The FDA approval is based on interim analysis data from the international, multicentre, randomised, open-label Phase III IMpower010 clinical trial.

The trial analysed the efficacy and safety of Tecentriq versus best supportive care (BSC) in Stage IB-IIIA NSCLC patients after surgical resection and up to four adjuvant cisplatin-based chemotherapy cycles.

According to the findings, Tecentriq treatment after surgery and platinum-based chemotherapy lowered the disease recurrence or mortality risk by 34% in PD-L1-positive stage II-IIIA NSCLC patients versus BSC.

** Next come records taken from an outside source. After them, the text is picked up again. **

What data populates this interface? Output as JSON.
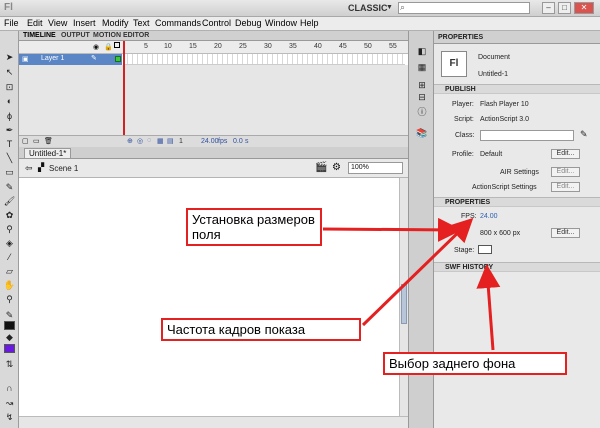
{
  "app": {
    "logo": "Fl",
    "workspace": "CLASSIC"
  },
  "menu": [
    "File",
    "Edit",
    "View",
    "Insert",
    "Modify",
    "Text",
    "Commands",
    "Control",
    "Debug",
    "Window",
    "Help"
  ],
  "timeline": {
    "tabs": [
      "TIMELINE",
      "OUTPUT",
      "MOTION EDITOR"
    ],
    "frame_numbers": [
      "5",
      "10",
      "15",
      "20",
      "25",
      "30",
      "35",
      "40",
      "45",
      "50",
      "55"
    ],
    "layer_name": "Layer 1",
    "footer_frame": "1",
    "footer_fps": "24.00",
    "footer_fps_unit": "fps",
    "footer_time": "0.0",
    "footer_time_unit": "s"
  },
  "document": {
    "tab": "Untitled-1*",
    "scene": "Scene 1",
    "zoom": "100%"
  },
  "properties": {
    "tab": "PROPERTIES",
    "doc_type": "Document",
    "doc_name": "Untitled-1",
    "publish_section": "PUBLISH",
    "player_label": "Player:",
    "player_value": "Flash Player 10",
    "script_label": "Script:",
    "script_value": "ActionScript 3.0",
    "class_label": "Class:",
    "profile_label": "Profile:",
    "profile_value": "Default",
    "edit_label": "Edit...",
    "air_settings": "AIR Settings",
    "as_settings": "ActionScript Settings",
    "properties_section": "PROPERTIES",
    "fps_label": "FPS:",
    "fps_value": "24.00",
    "size_value": "800 x 600 px",
    "stage_label": "Stage:",
    "swf_section": "SWF HISTORY"
  },
  "callouts": {
    "stage_size": "Установка размеров поля",
    "frame_rate": "Частота кадров показа",
    "bg_color": "Выбор заднего фона"
  },
  "colors": {
    "accent_red": "#e42020",
    "layer_blue": "#5a86c6",
    "link_blue": "#2a5fb0"
  }
}
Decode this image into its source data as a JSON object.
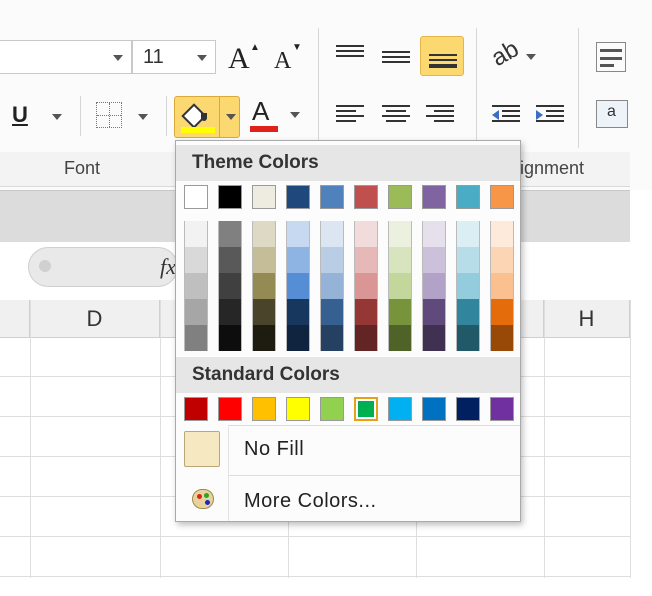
{
  "ribbon": {
    "font_size": "11",
    "grow_font_label": "A",
    "shrink_font_label": "A",
    "underline_label": "U",
    "font_color_label": "A",
    "font_group_label": "Font",
    "alignment_group_label": "ignment",
    "wrap_text_label": "a",
    "colors": {
      "highlight": "#fbd970",
      "font_color_bar": "#e0201b",
      "fill_icon_bucket": "#ffff00"
    }
  },
  "formula": {
    "fx_label": "fx"
  },
  "columns": {
    "d": "D",
    "h": "H"
  },
  "dropdown": {
    "theme_colors_label": "Theme Colors",
    "standard_colors_label": "Standard Colors",
    "no_fill_label": "No Fill",
    "more_colors_label": "More Colors...",
    "theme_colors": [
      {
        "name": "white",
        "base": "#ffffff",
        "shades": [
          "#f2f2f2",
          "#d9d9d9",
          "#bfbfbf",
          "#a6a6a6",
          "#808080"
        ]
      },
      {
        "name": "black",
        "base": "#000000",
        "shades": [
          "#808080",
          "#595959",
          "#404040",
          "#262626",
          "#0d0d0d"
        ]
      },
      {
        "name": "tan",
        "base": "#eeece1",
        "shades": [
          "#ddd9c4",
          "#c4bd97",
          "#948a54",
          "#4a452a",
          "#1e1c11"
        ]
      },
      {
        "name": "dark-blue",
        "base": "#1f497d",
        "shades": [
          "#c6d9f1",
          "#8eb4e3",
          "#558ed5",
          "#17375e",
          "#10243f"
        ]
      },
      {
        "name": "blue",
        "base": "#4f81bd",
        "shades": [
          "#dce6f2",
          "#b9cde5",
          "#95b3d7",
          "#376092",
          "#254061"
        ]
      },
      {
        "name": "red",
        "base": "#c0504d",
        "shades": [
          "#f2dcdb",
          "#e6b9b8",
          "#d99694",
          "#953735",
          "#632523"
        ]
      },
      {
        "name": "olive-green",
        "base": "#9bbb59",
        "shades": [
          "#ebf1de",
          "#d7e4bd",
          "#c3d69b",
          "#77933c",
          "#4f6228"
        ]
      },
      {
        "name": "purple",
        "base": "#8064a2",
        "shades": [
          "#e6e0ec",
          "#ccc1da",
          "#b3a2c7",
          "#604a7b",
          "#403152"
        ]
      },
      {
        "name": "aqua",
        "base": "#4bacc6",
        "shades": [
          "#dbeef4",
          "#b7dee8",
          "#93cddd",
          "#31859c",
          "#215968"
        ]
      },
      {
        "name": "orange",
        "base": "#f79646",
        "shades": [
          "#fdeada",
          "#fcd5b5",
          "#fac090",
          "#e46c0a",
          "#984807"
        ]
      }
    ],
    "standard_colors": [
      "#c00000",
      "#ff0000",
      "#ffc000",
      "#ffff00",
      "#92d050",
      "#00b050",
      "#00b0f0",
      "#0070c0",
      "#002060",
      "#7030a0"
    ],
    "selected_standard_index": 5,
    "no_fill_swatch_color": "#f6e8c0"
  }
}
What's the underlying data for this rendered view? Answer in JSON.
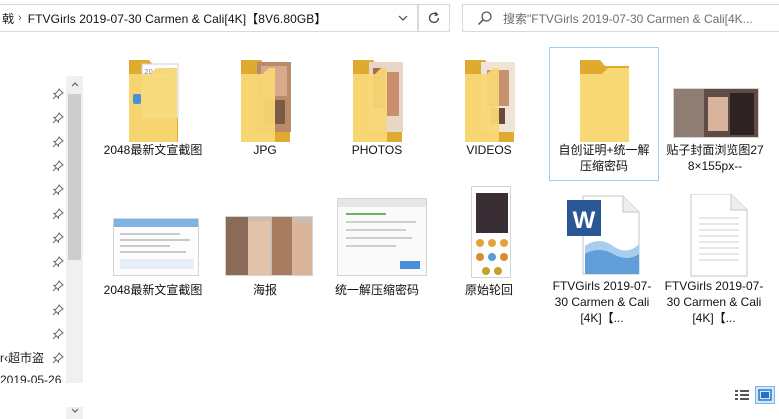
{
  "address_bar": {
    "previous_crumb": "戟",
    "current_folder": "FTVGirls 2019-07-30 Carmen & Cali[4K]【8V6.80GB】"
  },
  "search": {
    "placeholder": "搜索\"FTVGirls 2019-07-30 Carmen & Cali[4K..."
  },
  "nav": {
    "pin_count": 12,
    "partial_item_1": "r‹超市盗",
    "partial_item_2": "2019-05-26"
  },
  "files": [
    {
      "label": "2048最新文宣截图",
      "type": "folder-with-doc"
    },
    {
      "label": "JPG",
      "type": "folder-with-photo"
    },
    {
      "label": "PHOTOS",
      "type": "folder-with-photo"
    },
    {
      "label": "VIDEOS",
      "type": "folder-with-photo"
    },
    {
      "label": "自创证明+统一解压缩密码",
      "type": "folder-empty"
    },
    {
      "label": "贴子封面浏览图278×155px--",
      "type": "image"
    },
    {
      "label": "2048最新文宣截图",
      "type": "image"
    },
    {
      "label": "海报",
      "type": "image"
    },
    {
      "label": "统一解压缩密码",
      "type": "image"
    },
    {
      "label": "原始轮回",
      "type": "image"
    },
    {
      "label": "FTVGirls 2019-07-30 Carmen & Cali[4K]【...",
      "type": "word-doc"
    },
    {
      "label": "FTVGirls 2019-07-30 Carmen & Cali[4K]【...",
      "type": "text-doc"
    }
  ],
  "colors": {
    "folder_front": "#f8d775",
    "folder_back": "#e0a930",
    "selection_border": "#99d1ff",
    "word_blue": "#2b5797"
  }
}
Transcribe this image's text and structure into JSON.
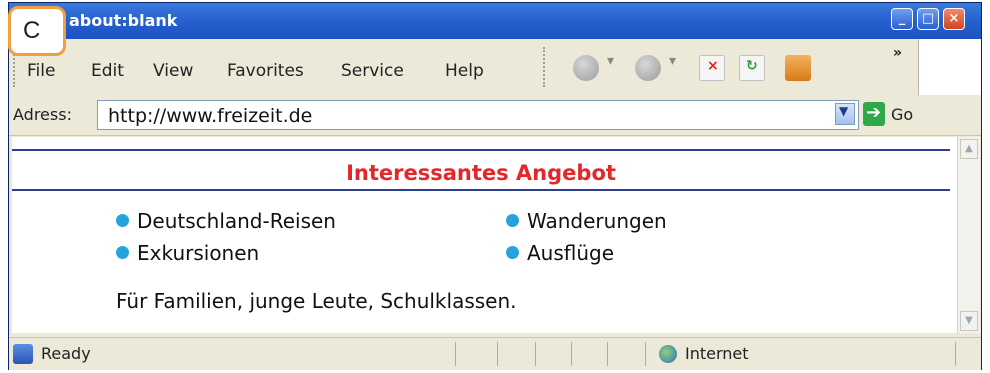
{
  "window": {
    "title": "about:blank"
  },
  "badge": {
    "label": "C"
  },
  "menu": {
    "items": [
      "File",
      "Edit",
      "View",
      "Favorites",
      "Service",
      "Help"
    ]
  },
  "address": {
    "label": "Adress:",
    "url": "http://www.freizeit.de",
    "go_label": "Go"
  },
  "page": {
    "headline": "Interessantes Angebot",
    "bullets_left": [
      "Deutschland-Reisen",
      "Exkursionen"
    ],
    "bullets_right": [
      "Wanderungen",
      "Ausflüge"
    ],
    "footer": "Für Familien, junge Leute, Schulklassen."
  },
  "status": {
    "left": "Ready",
    "zone": "Internet"
  },
  "colors": {
    "headline": "#e3272a",
    "bullet": "#27a3dc",
    "titlebar": "#2660cf",
    "rule": "#2c3f8e"
  }
}
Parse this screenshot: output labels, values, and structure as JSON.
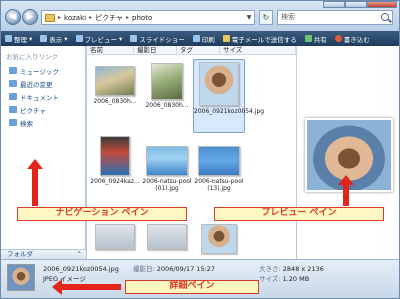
{
  "address": {
    "segments": [
      "kozaki",
      "ピクチャ",
      "photo"
    ]
  },
  "search": {
    "placeholder": "検索"
  },
  "toolbar": {
    "organize": "整理",
    "view": "表示",
    "preview": "プレビュー",
    "slideshow": "スライドショー",
    "print": "印刷",
    "email": "電子メールで送信する",
    "share": "共有",
    "burn": "書き込む"
  },
  "nav": {
    "header": "お気に入りリンク",
    "items": [
      "ミュージック",
      "最近の変更",
      "ドキュメント",
      "ピクチャ",
      "検索"
    ],
    "folder_label": "フォルダ"
  },
  "columns": [
    "名前",
    "撮影日",
    "タグ",
    "サイズ"
  ],
  "files": [
    {
      "name": "2006_0830h...",
      "selected": false
    },
    {
      "name": "2006_0830h...",
      "selected": false
    },
    {
      "name": "2006_0921koz0054.jpg",
      "selected": true
    },
    {
      "name": "2006_0924kaz...",
      "selected": false
    },
    {
      "name": "2006-natsu-pool (01).jpg",
      "selected": false
    },
    {
      "name": "2006-natsu-pool (13).jpg",
      "selected": false
    }
  ],
  "details": {
    "filename": "2006_0921koz0054.jpg",
    "date_label": "撮影日:",
    "date_value": "2006/09/17 15:27",
    "size_label": "大きさ:",
    "size_value": "2848 x 2136",
    "type": "JPEG イメージ",
    "filesize_label": "サイズ:",
    "filesize_value": "1.20 MB"
  },
  "annotations": {
    "nav_pane": "ナビゲーション ペイン",
    "preview_pane": "プレビュー ペイン",
    "details_pane": "詳細ペイン"
  },
  "colors": {
    "accent": "#d63c2a",
    "callout_bg": "#fff7c2",
    "toolbar": "#2a4a6e"
  }
}
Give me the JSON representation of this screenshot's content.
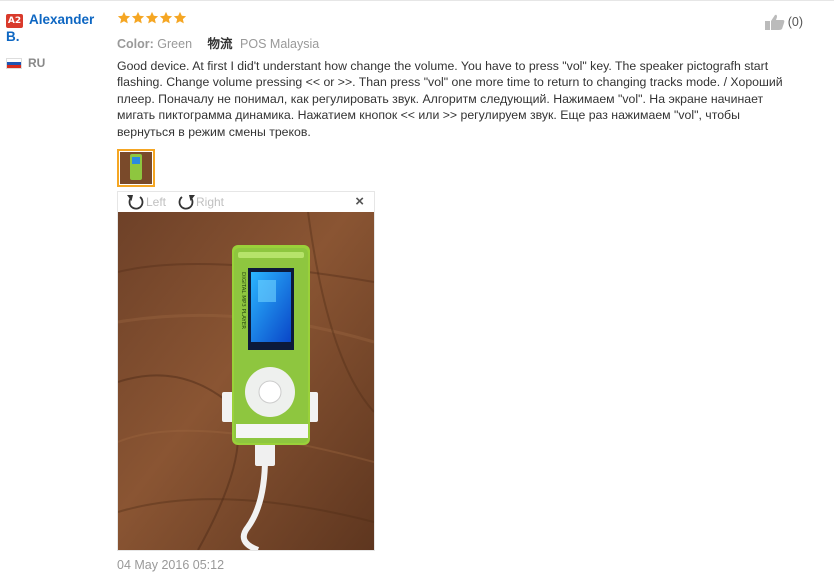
{
  "user": {
    "level": "A2",
    "name_line1": "Alexander",
    "name_line2": "B.",
    "country": "RU",
    "flag_colors": [
      "#ffffff",
      "#1c55b4",
      "#d52b1e"
    ]
  },
  "review": {
    "rating": 5,
    "star_color": "#f5a623",
    "color_label": "Color:",
    "color_value": "Green",
    "shipping_icon": "物流",
    "shipping_value": "POS Malaysia",
    "text": "Good device. At first I did't understant how change the volume. You have to press \"vol\" key. The speaker pictografh start flashing. Change volume pressing << or >>. Than press \"vol\" one more time to return to changing tracks mode. / Хороший плеер. Поначалу не понимал, как регулировать звук. Алгоритм следующий. Нажимаем \"vol\". На экране начинает мигать пиктограмма динамика. Нажатием кнопок << или >> регулируем звук. Еще раз нажимаем \"vol\", чтобы вернуться в режим смены треков.",
    "date": "04 May 2016 05:12",
    "helpful_count": "(0)"
  },
  "viewer": {
    "rotate_left_label": "Left",
    "rotate_right_label": "Right",
    "close_symbol": "×",
    "device_label": "DIGITAL MP3 PLAYER"
  }
}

Safety results for Tecentriq were in line with its already reported safety profile without any new signals observed.

Fatal and serious adverse reactions were seen in 1.8% and 18%, respectively, of the subjects treated with Tecentriq.

Pneumonia, pneumonitis and pyrexia were the most frequent serious adverse reactions reported in the trial.

The FDA reviewed Roche’s application for Tecentriq through the Project Orbis initiative, a global collaboration between drug regulators that offers a framework for simultaneous submission and review of cancer drugs.

Roche Global Product Development head and chief medical officer Levi Garraway said: “Tecentriq is now the first and only cancer immunotherapy available for adjuvant treatment of NSCLC, introducing a new era where people diagnosed with early lung cancer may have the opportunity to receive immunotherapy to increase their chances for cure.

“Today’s landmark approval gives physicians and patients a new way to treat early lung cancer that has the potential to significantly reduce risk of cancer recurrence, after more than a decade with limited treatment advances in this setting.”

In August, the FDA granted priority review for Tecentriq as adjuvant therapy for NSCLC.